It’s interesting to note that Amazon has kept prices in India and China substantially lower than prices in USA or UK. Besides lower income in these markets, this could also be a strategy to attract customers away from more popular rivals.

5. Economist

The Economist is one of the few traditional media companies that has managed to transition successfully to digital media. Across the web, tablets and mobile,it has over 2.78M digital subscribers.

For The Economist, localizing prices isn’t just about aligning it with local incomes. It is also about attracting the right kind of readers while also propping up the Economist brand.

This is why instead of simply converting prices from USD to a local currency, the Economist offers wildly varying prices for different markets. For example, a 12-week subscription will cost you $12 in the US. The same in Singapore, however, will set you back by $60.

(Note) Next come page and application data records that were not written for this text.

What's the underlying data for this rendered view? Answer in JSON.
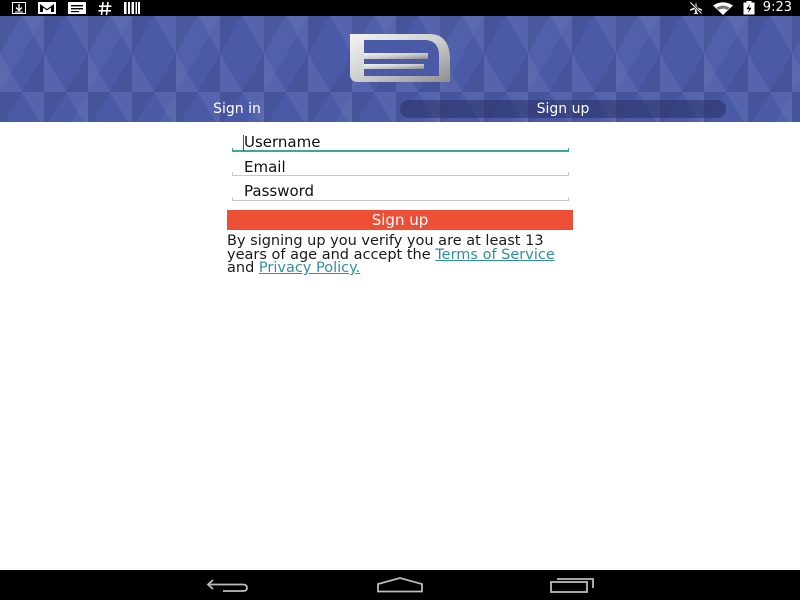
{
  "status_bar": {
    "left_icons": [
      "download-icon",
      "gmail-icon",
      "message-icon",
      "hashtag-icon",
      "barcode-icon"
    ],
    "right_icons": [
      "airplane-mode-icon",
      "wifi-icon",
      "battery-charging-icon"
    ],
    "time": "9:23"
  },
  "header": {
    "logo_icon": "app-logo-icon",
    "background_color": "#4a5aa7",
    "tabs": [
      {
        "label": "Sign in",
        "active": false
      },
      {
        "label": "Sign up",
        "active": true
      }
    ]
  },
  "form": {
    "username": {
      "placeholder": "Username",
      "value": ""
    },
    "email": {
      "placeholder": "Email",
      "value": ""
    },
    "password": {
      "placeholder": "Password",
      "value": ""
    },
    "submit_label": "Sign up",
    "submit_color": "#ec4f36",
    "terms": {
      "text_before": "By signing up you verify you are at least 13 years of age and accept the ",
      "tos_link": "Terms of Service",
      "text_middle": " and ",
      "privacy_link": "Privacy Policy.",
      "link_color": "#2f8fa0"
    }
  },
  "nav_bar": {
    "buttons": [
      "back-icon",
      "home-icon",
      "recents-icon"
    ]
  }
}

Here’s a quick overview of The Economist’s prices in different markets:

Country Price (Local) Per 12 Weeks Price (USD) Per 12 Weeks Annual Per Capita Income (PPP) Percentage of Annual Income Big Mac Index
USA $12 $12 $55,805 0.021% $4.93
India INR900 $13.46 $6,162 0.22% $1.9
Turkey EUR57 $64.49 $20,438 0.31% $3.41
United Kingdom GBP12 $17.36 $41,159 0.042% $4.22
Singapore $60 $60 $85,253 0.07% $3.27
Switzerland CHF74 $75.72 $58,551 0.13% $6.44

Keeping its prices high in certain markets (such as Singapore and Switzerland) is arguably due to two reasons:

  • These countries don’t have enough English speakers to warrant low prices.
  • Higher prices attract a wealthier readership.

In contrast, prices in emerging markets with a lot of English speakers - like India - are kept low to attract new readers.

On the whole, the price for a 12-week subscription won’t set you back by more than 0.50% of your annual income, regardless of which country you are living in.

Conclusion

Price localization is important for digital merchants, though there is no “one-size-fits-all” way to do it. How you choose to localize your price will depend largely on your customer base, your product and brand positioning, and what markets you want to tap for future growth.